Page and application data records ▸
═══
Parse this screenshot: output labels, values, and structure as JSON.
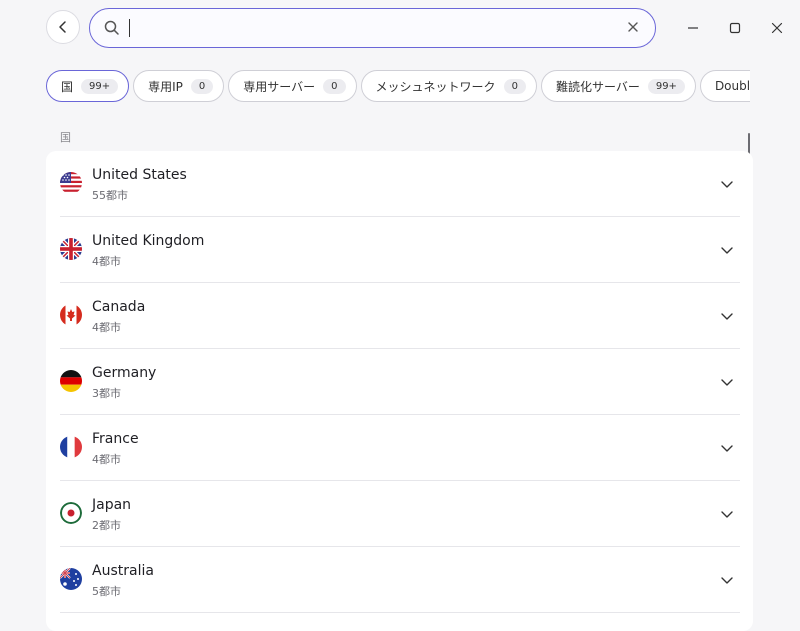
{
  "search": {
    "value": "",
    "placeholder": ""
  },
  "filters": [
    {
      "label": "国",
      "count": "99+"
    },
    {
      "label": "専用IP",
      "count": "0"
    },
    {
      "label": "専用サーバー",
      "count": "0"
    },
    {
      "label": "メッシュネットワーク",
      "count": "0"
    },
    {
      "label": "難読化サーバー",
      "count": "99+"
    },
    {
      "label": "Double VP"
    }
  ],
  "section_label": "国",
  "countries": [
    {
      "name": "United States",
      "cities": "55都市"
    },
    {
      "name": "United Kingdom",
      "cities": "4都市"
    },
    {
      "name": "Canada",
      "cities": "4都市"
    },
    {
      "name": "Germany",
      "cities": "3都市"
    },
    {
      "name": "France",
      "cities": "4都市"
    },
    {
      "name": "Japan",
      "cities": "2都市"
    },
    {
      "name": "Australia",
      "cities": "5都市"
    }
  ],
  "icons": {
    "back": "chevron-left-icon",
    "search": "search-icon",
    "clear": "close-icon",
    "expand": "chevron-down-icon"
  }
}
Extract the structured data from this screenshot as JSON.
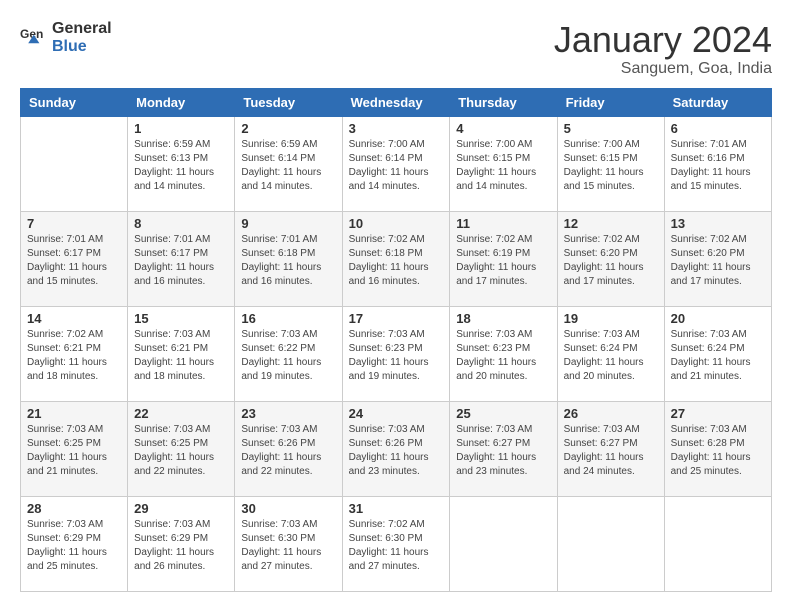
{
  "header": {
    "logo_line1": "General",
    "logo_line2": "Blue",
    "title": "January 2024",
    "subtitle": "Sanguem, Goa, India"
  },
  "days_of_week": [
    "Sunday",
    "Monday",
    "Tuesday",
    "Wednesday",
    "Thursday",
    "Friday",
    "Saturday"
  ],
  "weeks": [
    [
      {
        "day": "",
        "info": ""
      },
      {
        "day": "1",
        "info": "Sunrise: 6:59 AM\nSunset: 6:13 PM\nDaylight: 11 hours\nand 14 minutes."
      },
      {
        "day": "2",
        "info": "Sunrise: 6:59 AM\nSunset: 6:14 PM\nDaylight: 11 hours\nand 14 minutes."
      },
      {
        "day": "3",
        "info": "Sunrise: 7:00 AM\nSunset: 6:14 PM\nDaylight: 11 hours\nand 14 minutes."
      },
      {
        "day": "4",
        "info": "Sunrise: 7:00 AM\nSunset: 6:15 PM\nDaylight: 11 hours\nand 14 minutes."
      },
      {
        "day": "5",
        "info": "Sunrise: 7:00 AM\nSunset: 6:15 PM\nDaylight: 11 hours\nand 15 minutes."
      },
      {
        "day": "6",
        "info": "Sunrise: 7:01 AM\nSunset: 6:16 PM\nDaylight: 11 hours\nand 15 minutes."
      }
    ],
    [
      {
        "day": "7",
        "info": "Sunrise: 7:01 AM\nSunset: 6:17 PM\nDaylight: 11 hours\nand 15 minutes."
      },
      {
        "day": "8",
        "info": "Sunrise: 7:01 AM\nSunset: 6:17 PM\nDaylight: 11 hours\nand 16 minutes."
      },
      {
        "day": "9",
        "info": "Sunrise: 7:01 AM\nSunset: 6:18 PM\nDaylight: 11 hours\nand 16 minutes."
      },
      {
        "day": "10",
        "info": "Sunrise: 7:02 AM\nSunset: 6:18 PM\nDaylight: 11 hours\nand 16 minutes."
      },
      {
        "day": "11",
        "info": "Sunrise: 7:02 AM\nSunset: 6:19 PM\nDaylight: 11 hours\nand 17 minutes."
      },
      {
        "day": "12",
        "info": "Sunrise: 7:02 AM\nSunset: 6:20 PM\nDaylight: 11 hours\nand 17 minutes."
      },
      {
        "day": "13",
        "info": "Sunrise: 7:02 AM\nSunset: 6:20 PM\nDaylight: 11 hours\nand 17 minutes."
      }
    ],
    [
      {
        "day": "14",
        "info": "Sunrise: 7:02 AM\nSunset: 6:21 PM\nDaylight: 11 hours\nand 18 minutes."
      },
      {
        "day": "15",
        "info": "Sunrise: 7:03 AM\nSunset: 6:21 PM\nDaylight: 11 hours\nand 18 minutes."
      },
      {
        "day": "16",
        "info": "Sunrise: 7:03 AM\nSunset: 6:22 PM\nDaylight: 11 hours\nand 19 minutes."
      },
      {
        "day": "17",
        "info": "Sunrise: 7:03 AM\nSunset: 6:23 PM\nDaylight: 11 hours\nand 19 minutes."
      },
      {
        "day": "18",
        "info": "Sunrise: 7:03 AM\nSunset: 6:23 PM\nDaylight: 11 hours\nand 20 minutes."
      },
      {
        "day": "19",
        "info": "Sunrise: 7:03 AM\nSunset: 6:24 PM\nDaylight: 11 hours\nand 20 minutes."
      },
      {
        "day": "20",
        "info": "Sunrise: 7:03 AM\nSunset: 6:24 PM\nDaylight: 11 hours\nand 21 minutes."
      }
    ],
    [
      {
        "day": "21",
        "info": "Sunrise: 7:03 AM\nSunset: 6:25 PM\nDaylight: 11 hours\nand 21 minutes."
      },
      {
        "day": "22",
        "info": "Sunrise: 7:03 AM\nSunset: 6:25 PM\nDaylight: 11 hours\nand 22 minutes."
      },
      {
        "day": "23",
        "info": "Sunrise: 7:03 AM\nSunset: 6:26 PM\nDaylight: 11 hours\nand 22 minutes."
      },
      {
        "day": "24",
        "info": "Sunrise: 7:03 AM\nSunset: 6:26 PM\nDaylight: 11 hours\nand 23 minutes."
      },
      {
        "day": "25",
        "info": "Sunrise: 7:03 AM\nSunset: 6:27 PM\nDaylight: 11 hours\nand 23 minutes."
      },
      {
        "day": "26",
        "info": "Sunrise: 7:03 AM\nSunset: 6:27 PM\nDaylight: 11 hours\nand 24 minutes."
      },
      {
        "day": "27",
        "info": "Sunrise: 7:03 AM\nSunset: 6:28 PM\nDaylight: 11 hours\nand 25 minutes."
      }
    ],
    [
      {
        "day": "28",
        "info": "Sunrise: 7:03 AM\nSunset: 6:29 PM\nDaylight: 11 hours\nand 25 minutes."
      },
      {
        "day": "29",
        "info": "Sunrise: 7:03 AM\nSunset: 6:29 PM\nDaylight: 11 hours\nand 26 minutes."
      },
      {
        "day": "30",
        "info": "Sunrise: 7:03 AM\nSunset: 6:30 PM\nDaylight: 11 hours\nand 27 minutes."
      },
      {
        "day": "31",
        "info": "Sunrise: 7:02 AM\nSunset: 6:30 PM\nDaylight: 11 hours\nand 27 minutes."
      },
      {
        "day": "",
        "info": ""
      },
      {
        "day": "",
        "info": ""
      },
      {
        "day": "",
        "info": ""
      }
    ]
  ]
}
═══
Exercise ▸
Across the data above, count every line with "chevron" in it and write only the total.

Exercise response ▸
2